Carbon removal--also known as carbon sequestration--comes in many forms. One of the most common forms of carbon removal is happening right now, probably within a short walk of wherever you are: trees.
Trees absorb carbon dioxide (CO2) and emit oxygen, permanently removing carbon molecules from the air.
Planting trees is a low cost and effective way to remove carbon, but it takes a lot of time and manpower. Unfortunately, for every tree you plant there are hundreds more being destroyed by agribusiness as they clear land for huge factory farms. Although planting trees is something we need to be doing, that alone won't reverse climate change.
Thankfully, there are plenty of more promising, large-scale ways to remove carbon and other greenhouse gases from the atmosphere.
For thousands of years, farmers relied on the health and nutrients naturally found in soil to grow the crop they planted.
At some point, fertilizers were invented and soil began to be treated as the dirt that holds plants in place rather than the source of the plants’ nutrition.
This shift in practices has led to soil erosion and the loss of microorganisms that make up healthy, nutritious soil. As the soil erodes, farmers must further their reliance on fertilizer, pesticides, and herbicides in hopes of maintaining consistent crop yields.
The microorganisms lost in this process are carbon based, like all life. Micro may mean small, but don't let that fool you. Add the trillions of tiny organisms underground together and they vastly outweigh the sum of all humanity.

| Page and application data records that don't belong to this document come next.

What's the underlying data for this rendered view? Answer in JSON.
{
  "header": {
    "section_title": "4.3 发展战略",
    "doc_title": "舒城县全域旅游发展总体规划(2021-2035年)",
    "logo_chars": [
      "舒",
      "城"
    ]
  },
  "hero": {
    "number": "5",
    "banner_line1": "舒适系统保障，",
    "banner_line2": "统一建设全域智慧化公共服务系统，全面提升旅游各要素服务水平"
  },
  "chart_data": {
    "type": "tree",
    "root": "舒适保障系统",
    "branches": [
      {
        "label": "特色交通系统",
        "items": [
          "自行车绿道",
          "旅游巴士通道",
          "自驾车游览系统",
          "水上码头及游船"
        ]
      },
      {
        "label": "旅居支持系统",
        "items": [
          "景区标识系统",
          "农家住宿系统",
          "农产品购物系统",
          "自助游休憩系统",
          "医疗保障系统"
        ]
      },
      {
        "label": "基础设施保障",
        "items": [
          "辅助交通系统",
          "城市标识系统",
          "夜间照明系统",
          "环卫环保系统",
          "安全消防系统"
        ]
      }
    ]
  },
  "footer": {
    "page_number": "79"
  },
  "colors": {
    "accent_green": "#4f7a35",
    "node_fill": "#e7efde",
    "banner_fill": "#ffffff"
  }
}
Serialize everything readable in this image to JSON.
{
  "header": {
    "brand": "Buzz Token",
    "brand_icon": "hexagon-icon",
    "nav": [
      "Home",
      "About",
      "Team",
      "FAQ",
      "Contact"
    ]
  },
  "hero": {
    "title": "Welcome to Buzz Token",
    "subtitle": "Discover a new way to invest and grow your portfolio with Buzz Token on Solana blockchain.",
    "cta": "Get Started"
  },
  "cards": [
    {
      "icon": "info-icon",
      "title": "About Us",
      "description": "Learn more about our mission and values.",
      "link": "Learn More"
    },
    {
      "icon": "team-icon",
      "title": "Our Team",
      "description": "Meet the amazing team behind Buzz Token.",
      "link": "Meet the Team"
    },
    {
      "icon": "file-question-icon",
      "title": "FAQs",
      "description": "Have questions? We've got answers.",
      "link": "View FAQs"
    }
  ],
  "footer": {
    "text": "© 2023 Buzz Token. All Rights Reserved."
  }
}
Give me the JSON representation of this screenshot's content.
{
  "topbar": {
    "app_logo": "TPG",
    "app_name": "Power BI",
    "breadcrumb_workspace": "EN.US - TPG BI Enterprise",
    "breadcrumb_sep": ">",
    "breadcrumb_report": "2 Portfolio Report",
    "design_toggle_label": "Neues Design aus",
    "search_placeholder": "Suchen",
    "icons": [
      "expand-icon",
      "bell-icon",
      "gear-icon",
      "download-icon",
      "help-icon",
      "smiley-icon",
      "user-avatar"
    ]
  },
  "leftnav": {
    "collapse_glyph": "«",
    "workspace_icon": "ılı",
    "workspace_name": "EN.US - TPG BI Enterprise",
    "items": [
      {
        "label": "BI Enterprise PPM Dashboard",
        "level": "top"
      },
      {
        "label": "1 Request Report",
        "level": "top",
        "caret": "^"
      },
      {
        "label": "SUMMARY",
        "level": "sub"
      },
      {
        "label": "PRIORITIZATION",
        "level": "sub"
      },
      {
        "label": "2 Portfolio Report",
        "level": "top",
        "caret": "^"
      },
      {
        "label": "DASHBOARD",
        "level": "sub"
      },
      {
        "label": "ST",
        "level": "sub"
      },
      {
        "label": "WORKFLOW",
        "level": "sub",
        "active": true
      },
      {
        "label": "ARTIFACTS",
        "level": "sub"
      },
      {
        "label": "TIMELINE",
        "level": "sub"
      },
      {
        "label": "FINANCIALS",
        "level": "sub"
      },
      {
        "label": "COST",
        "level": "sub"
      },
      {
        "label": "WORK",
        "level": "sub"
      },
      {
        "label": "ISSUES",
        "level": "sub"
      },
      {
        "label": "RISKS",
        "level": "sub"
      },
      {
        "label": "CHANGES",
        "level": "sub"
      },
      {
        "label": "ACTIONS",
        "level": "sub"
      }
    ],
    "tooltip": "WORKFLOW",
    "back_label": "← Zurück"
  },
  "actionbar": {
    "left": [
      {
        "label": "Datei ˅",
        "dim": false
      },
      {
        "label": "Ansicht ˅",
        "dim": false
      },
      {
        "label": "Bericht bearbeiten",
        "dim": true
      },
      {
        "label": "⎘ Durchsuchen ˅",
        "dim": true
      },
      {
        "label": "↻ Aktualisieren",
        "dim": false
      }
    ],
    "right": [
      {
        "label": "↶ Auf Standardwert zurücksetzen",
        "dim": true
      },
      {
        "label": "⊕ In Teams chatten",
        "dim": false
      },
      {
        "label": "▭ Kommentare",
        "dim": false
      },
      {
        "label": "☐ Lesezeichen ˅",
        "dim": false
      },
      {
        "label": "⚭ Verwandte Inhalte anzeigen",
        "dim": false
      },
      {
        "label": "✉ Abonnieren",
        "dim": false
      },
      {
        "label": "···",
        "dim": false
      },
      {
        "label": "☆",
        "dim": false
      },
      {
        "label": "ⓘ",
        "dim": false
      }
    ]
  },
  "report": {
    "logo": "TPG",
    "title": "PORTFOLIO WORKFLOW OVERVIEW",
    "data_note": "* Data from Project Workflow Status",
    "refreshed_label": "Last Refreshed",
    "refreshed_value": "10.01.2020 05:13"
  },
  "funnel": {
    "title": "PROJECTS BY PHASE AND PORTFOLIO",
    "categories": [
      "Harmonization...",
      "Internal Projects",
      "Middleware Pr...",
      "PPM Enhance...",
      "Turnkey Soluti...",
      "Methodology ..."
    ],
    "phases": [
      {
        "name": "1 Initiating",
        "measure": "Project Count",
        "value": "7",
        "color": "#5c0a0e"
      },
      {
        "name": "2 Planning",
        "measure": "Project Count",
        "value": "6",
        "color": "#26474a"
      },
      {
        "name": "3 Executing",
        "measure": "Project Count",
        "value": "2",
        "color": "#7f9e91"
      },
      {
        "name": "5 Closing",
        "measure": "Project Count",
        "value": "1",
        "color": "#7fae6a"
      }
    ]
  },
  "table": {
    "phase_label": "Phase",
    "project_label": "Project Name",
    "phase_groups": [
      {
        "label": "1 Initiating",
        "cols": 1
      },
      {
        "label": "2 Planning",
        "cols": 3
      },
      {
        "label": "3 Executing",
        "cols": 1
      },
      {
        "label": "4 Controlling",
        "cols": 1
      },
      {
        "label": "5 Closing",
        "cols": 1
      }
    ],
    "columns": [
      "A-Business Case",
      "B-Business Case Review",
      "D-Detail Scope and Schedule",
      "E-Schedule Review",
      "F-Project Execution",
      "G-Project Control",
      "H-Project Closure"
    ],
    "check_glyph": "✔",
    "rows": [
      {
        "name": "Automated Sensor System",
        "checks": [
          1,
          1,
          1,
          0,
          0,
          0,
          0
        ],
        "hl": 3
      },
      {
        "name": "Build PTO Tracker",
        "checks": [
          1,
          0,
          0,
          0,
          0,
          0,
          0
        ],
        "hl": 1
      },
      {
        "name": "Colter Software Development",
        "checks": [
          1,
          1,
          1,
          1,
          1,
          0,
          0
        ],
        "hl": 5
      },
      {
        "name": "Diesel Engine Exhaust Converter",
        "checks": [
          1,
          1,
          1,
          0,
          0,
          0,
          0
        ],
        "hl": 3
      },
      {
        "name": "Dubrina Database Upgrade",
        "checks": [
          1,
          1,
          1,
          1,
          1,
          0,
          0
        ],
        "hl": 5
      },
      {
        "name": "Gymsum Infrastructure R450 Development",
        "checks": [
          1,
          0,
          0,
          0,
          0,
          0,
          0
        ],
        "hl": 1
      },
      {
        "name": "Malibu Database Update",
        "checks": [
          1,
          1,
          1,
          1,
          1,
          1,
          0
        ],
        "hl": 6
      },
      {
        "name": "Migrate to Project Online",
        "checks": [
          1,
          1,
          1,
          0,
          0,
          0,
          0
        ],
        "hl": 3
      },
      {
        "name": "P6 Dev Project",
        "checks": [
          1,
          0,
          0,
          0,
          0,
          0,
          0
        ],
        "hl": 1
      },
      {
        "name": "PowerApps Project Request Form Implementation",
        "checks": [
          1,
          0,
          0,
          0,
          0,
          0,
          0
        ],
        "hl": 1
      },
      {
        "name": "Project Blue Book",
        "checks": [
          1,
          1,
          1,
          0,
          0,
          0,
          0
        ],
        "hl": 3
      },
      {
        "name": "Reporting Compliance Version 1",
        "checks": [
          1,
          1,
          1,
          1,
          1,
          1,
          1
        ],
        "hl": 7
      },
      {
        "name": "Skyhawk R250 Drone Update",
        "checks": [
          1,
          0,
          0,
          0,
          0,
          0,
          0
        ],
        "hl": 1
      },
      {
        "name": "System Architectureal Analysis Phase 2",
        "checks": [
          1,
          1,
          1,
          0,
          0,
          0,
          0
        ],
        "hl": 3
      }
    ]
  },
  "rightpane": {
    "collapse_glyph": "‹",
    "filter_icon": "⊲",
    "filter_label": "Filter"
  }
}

By switching to more sustainable farming practices--such as using cover crops in the winter, tilling less, and rotating crops every year--we can regenerate the life in the soil and effectively transfer massive amounts of carbon from the air back into the soil where it belongs.
Direct Air Capture
Another form of carbon removal uses direct air capture (DAC) technology to draw air through fans and filters that absorb carbon and other greenhouse gases. The absorbed carbon can then be further contained by two different pathways.
Pathway One: the carbon is safely reused in various forms, such as by mixing it with hydrogen to create a net-neutral, liquid fuel or by trapping it within other materials, like plastics, concrete, etc.
Pathway Two: the carbon is buried deep within the Earth and sequestered permanently, thereby becoming net-negative. Unfortunately, this path comes with its hurdles. Carbon sequestration does not create a financial incentive, so it’s a much less popular option for businesses to become involved in. It's also a fairly expensive way to remove carbon, and scaling this technology up will require significantly more capital, as well as infrastructure. However, despite the current limitations, we need every tool at our disposal to reverse climate change! Right now, carbon sequestration relies on either government funding or the volunteer market in the form of companies like ours, Goodbye Carbon.
Carbon removal & sequestration projects around the world are in need of funding to make progress. If you want to make an impact on climate change, help us fund those projects. If you have a carbon removal project you would like us to consider funding, please email email@example.com